According to this ethos, morality is not something that we develop in communities. It’s nurtured by connecting with our authentic self and finding our true inner voice. If people are naturally good, we don’t need moral formation; we just need to let people get in touch with themselves.”

While these pioneers led the way to the opening of authenticity, there’s a missing link – a perspective that many still do not understand. I remember sitting on an airplane talking to an executive about authenticity when not long after our conversation he started flirting with the flight attendant. When she went to get his drink he turned to me and said that he likes to challenge himself to see if he can get the flight attendant into his hotel room. “It’s my authentic self,” he said with a wink.

While the early pioneers in the personal development field broke down many patriarchal, rigid, and dehumanizing authority structures and gave birth to new freedom, we know now, with our current consciousness, that they could only take us so far. We do, in fact, need to be concerned about some of those hidden impulses. Just because you have a desire doesn’t necessarily mean it’s authentic. To get to your true authentic self beneath your impulses and cravings, you need a community. And your inner child needs some good old-fashioned discipline.

To learn more about the journey to authenticity, I hope you’ll join me in one of my upcoming complimentary Authentic Leadership Academy Mini-Series: https://lnkd.in/g4M9qpWh

Boxes, Presents, and Presence…

Boxes, Presents, and Presence…

This past weekend my sister was visiting. During our time together, we went through the “boxes.” You know the “boxes.” Ones you dig out of the basement that have old “stuff“ like your parents’ grade school report cards or your junior high basketball trophies or the letters your mother wrote to you while you were at summer camp.

Amidst the boxes, one box in particular intrigued me. It was a box of cards congratulating my parents when I was born. In those days mothers stayed in the hospital long enough that the address on the envelopes was the maternity ward at the hospital.

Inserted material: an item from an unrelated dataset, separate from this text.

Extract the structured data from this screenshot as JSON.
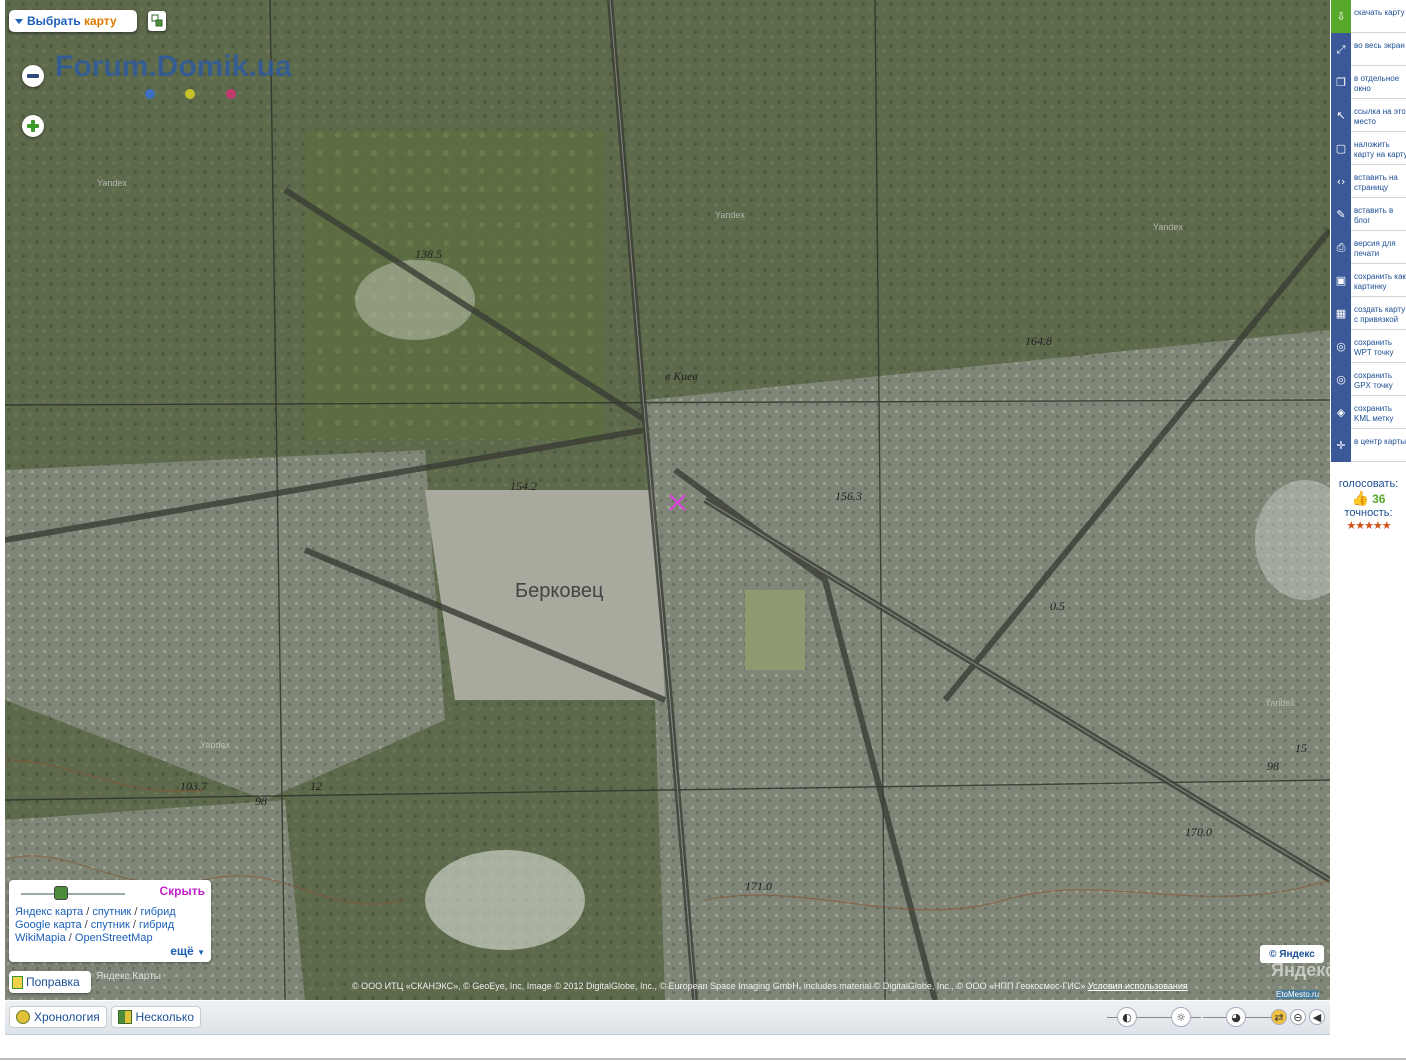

Yes, these were real cards. Hand-written. With a return address and a stamp. Placed in the mailbox and addressed to my parents. Thirty-six of them in total. The moment I opened that box I realized I wasn’t just born into a family; I was born into a community.

Although there isn’t anything particularly unusual about a box of thirty-six hand-written cards, imagine the undertaking of each card: going to the store, carefully choosing a card, crafting a thoughtful message, buying a stamp. Then going to the post box to send them off – at least an hour for each card.

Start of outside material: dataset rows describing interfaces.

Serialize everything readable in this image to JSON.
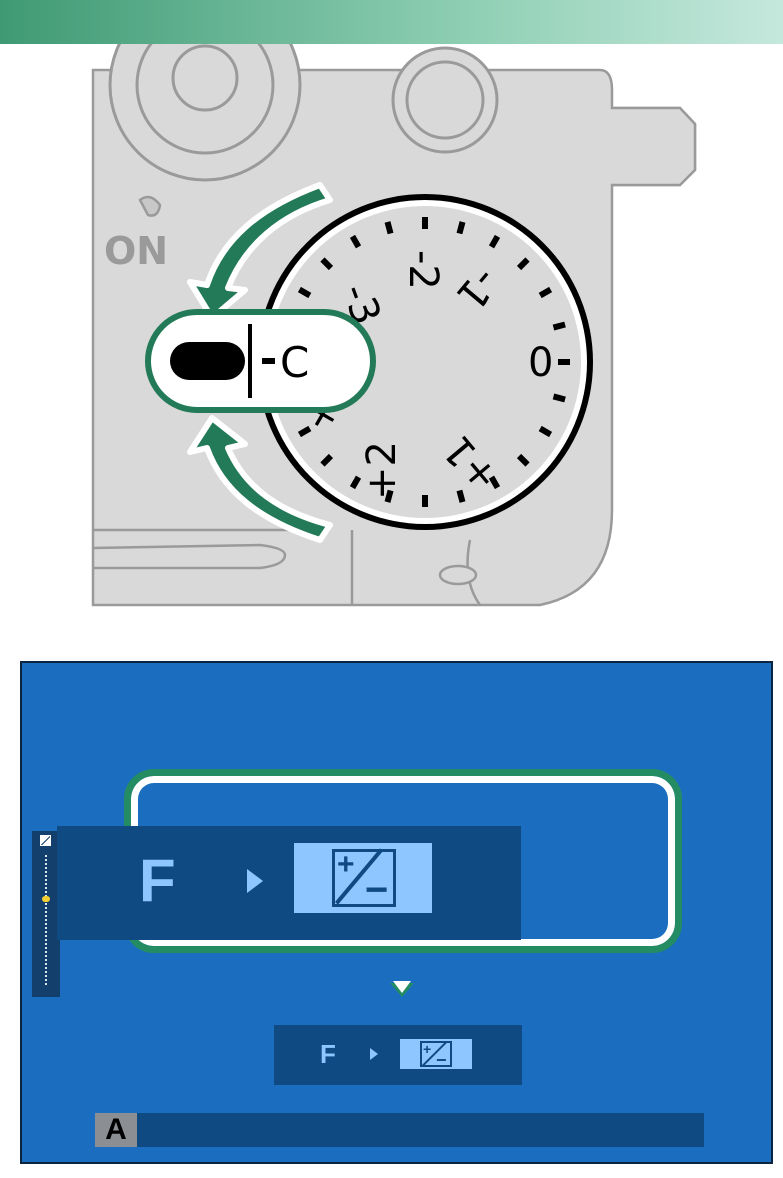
{
  "illustration": {
    "power_switch_label": "ON",
    "dial_labels": [
      "-2",
      "-1",
      "0",
      "+1",
      "+2",
      "+3",
      "-3"
    ],
    "dial_position_label": "C"
  },
  "screen": {
    "callout": {
      "function_label": "F",
      "arrow_icon": "right-triangle-icon",
      "target_icon": "exposure-compensation-icon"
    },
    "status_bar": {
      "function_label": "F",
      "arrow_icon": "right-triangle-icon",
      "target_icon": "exposure-compensation-icon"
    },
    "shooting_mode": "A"
  },
  "colors": {
    "accent_green": "#238c63",
    "screen_blue": "#1b6ebf",
    "panel_blue": "#0f4a83",
    "icon_blue": "#8ec7ff"
  }
}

Recently, my niece had a baby and we sent a quick post on Facebook, and a text with a few emojis congratulating her. All told, it took about sixty seconds.

I’m not suggesting we discard our devices and go back to the “good old days.” They weren’t actually the “good old days,” they were simply the old days with different challenges.

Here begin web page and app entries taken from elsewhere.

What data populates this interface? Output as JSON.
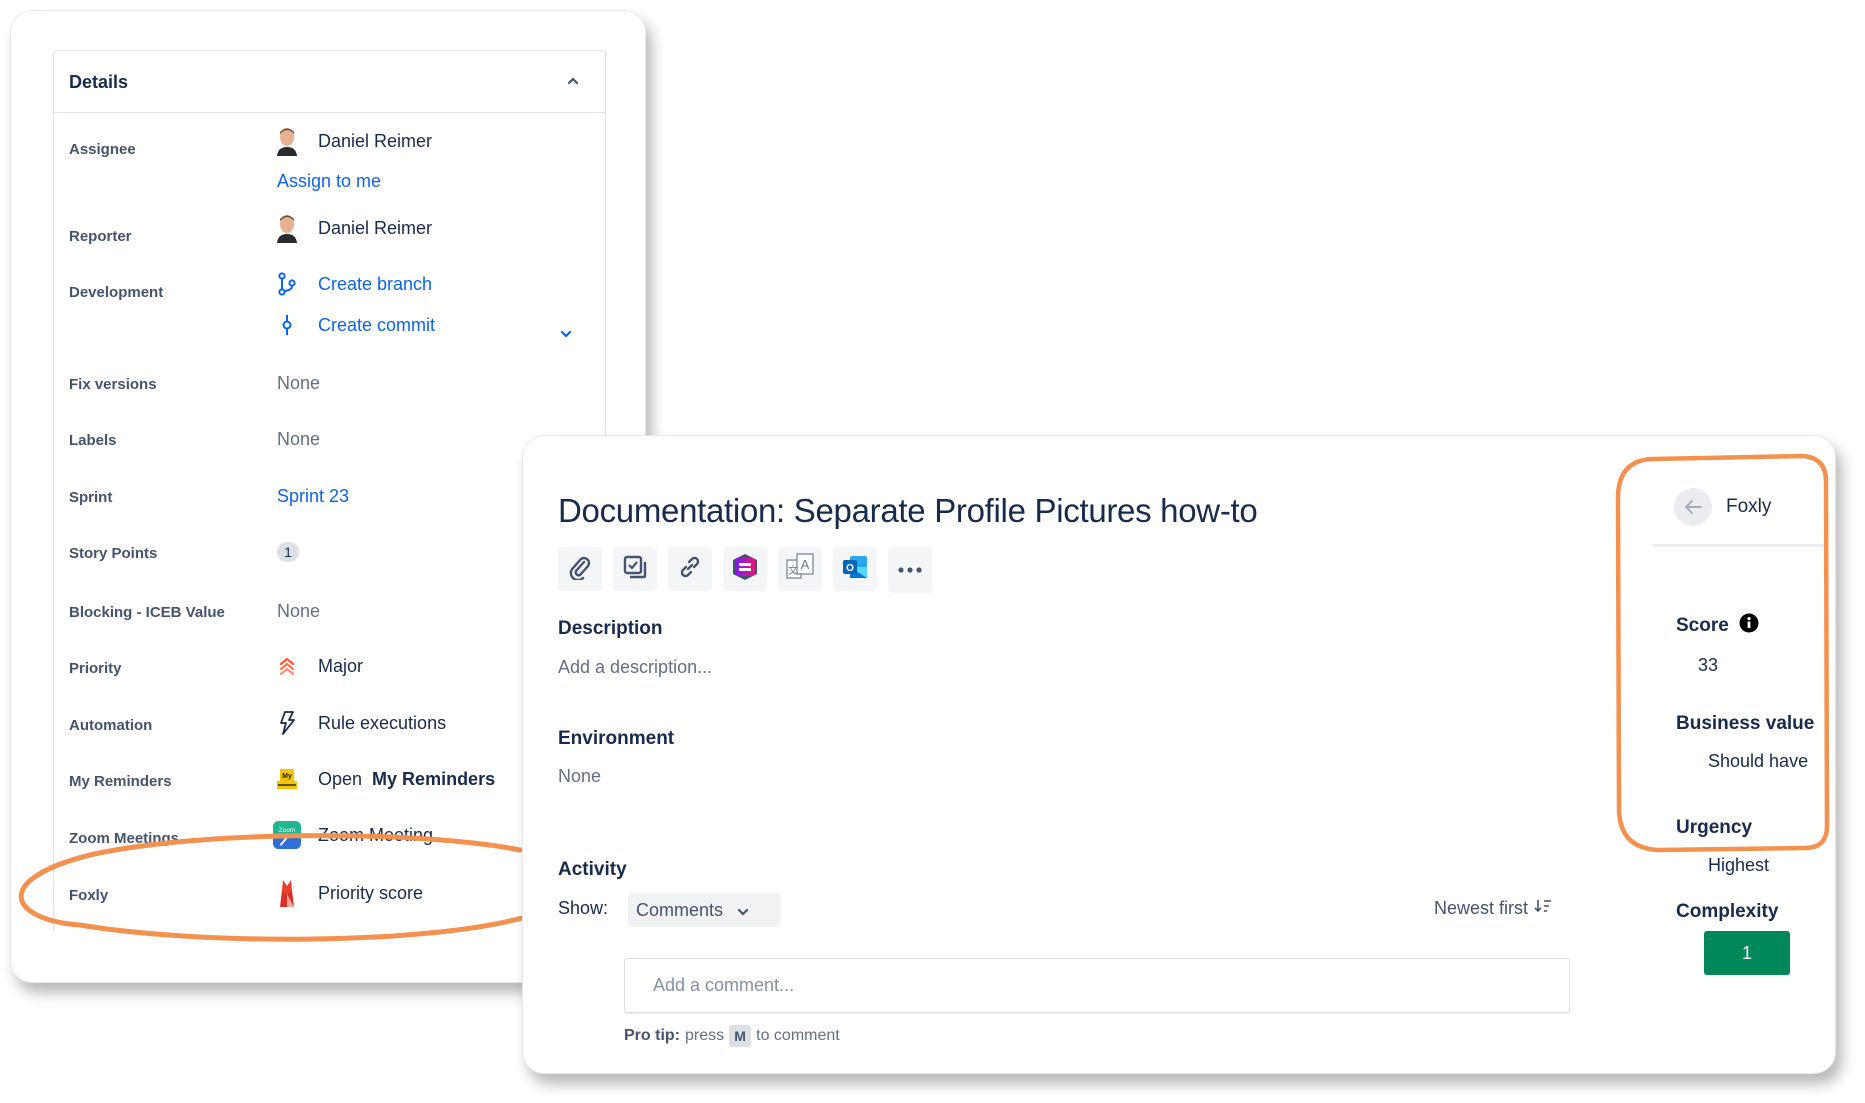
{
  "details": {
    "title": "Details",
    "rows": [
      {
        "label": "Assignee",
        "value": "Daniel Reimer",
        "action": "Assign to me"
      },
      {
        "label": "Reporter",
        "value": "Daniel Reimer"
      },
      {
        "label": "Development",
        "actions": [
          "Create branch",
          "Create commit"
        ]
      },
      {
        "label": "Fix versions",
        "value": "None"
      },
      {
        "label": "Labels",
        "value": "None"
      },
      {
        "label": "Sprint",
        "value": "Sprint 23"
      },
      {
        "label": "Story Points",
        "value": "1"
      },
      {
        "label": "Blocking - ICEB Value",
        "value": "None"
      },
      {
        "label": "Priority",
        "value": "Major",
        "icon": "priority-major-icon"
      },
      {
        "label": "Automation",
        "value": "Rule executions",
        "icon": "lightning-icon"
      },
      {
        "label": "My Reminders",
        "value_prefix": "Open ",
        "value_bold": "My Reminders",
        "icon": "my-reminders-icon"
      },
      {
        "label": "Zoom Meetings",
        "value": "Zoom Meeting",
        "icon": "zoom-app-icon"
      },
      {
        "label": "Foxly",
        "value": "Priority score",
        "icon": "foxly-icon"
      }
    ]
  },
  "issue": {
    "title": "Documentation: Separate Profile Pictures how-to",
    "toolbar": [
      "attachment-icon",
      "child-issue-icon",
      "link-icon",
      "app-icon",
      "translate-icon",
      "outlook-icon",
      "more-icon"
    ],
    "description_label": "Description",
    "description_placeholder": "Add a description...",
    "environment_label": "Environment",
    "environment_value": "None",
    "activity_label": "Activity",
    "show_label": "Show:",
    "show_selected": "Comments",
    "sort_label": "Newest first",
    "comment_placeholder": "Add a comment...",
    "pro_tip_bold": "Pro tip:",
    "pro_tip_press": "press",
    "pro_tip_key": "M",
    "pro_tip_suffix": "to comment"
  },
  "foxly": {
    "title": "Foxly",
    "score_label": "Score",
    "score_value": "33",
    "business_value_label": "Business value",
    "business_value": "Should have",
    "urgency_label": "Urgency",
    "urgency_value": "Highest",
    "complexity_label": "Complexity",
    "complexity_value": "1"
  },
  "colors": {
    "highlight": "#f5914f",
    "link": "#0c66e4",
    "complexity": "#00875a",
    "priority": "#ff5630"
  }
}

What I am suggesting is that there was some goodness that came out of those old days. There was some time, attention, and presence put into the process of securing, scripting and sending those cards.

Today, we claim to be clever people, efficient and high-powered with well-organized day-timers and to-do lists. But in our zeal to get things done, have we forgotten the simple art of connecting?

Let us make a firm resolve to take time to be present to the lives we live, to stop once in a while and be thoughtful and sensitive to the people we care about. Let us be good to ourselves and to the people around us.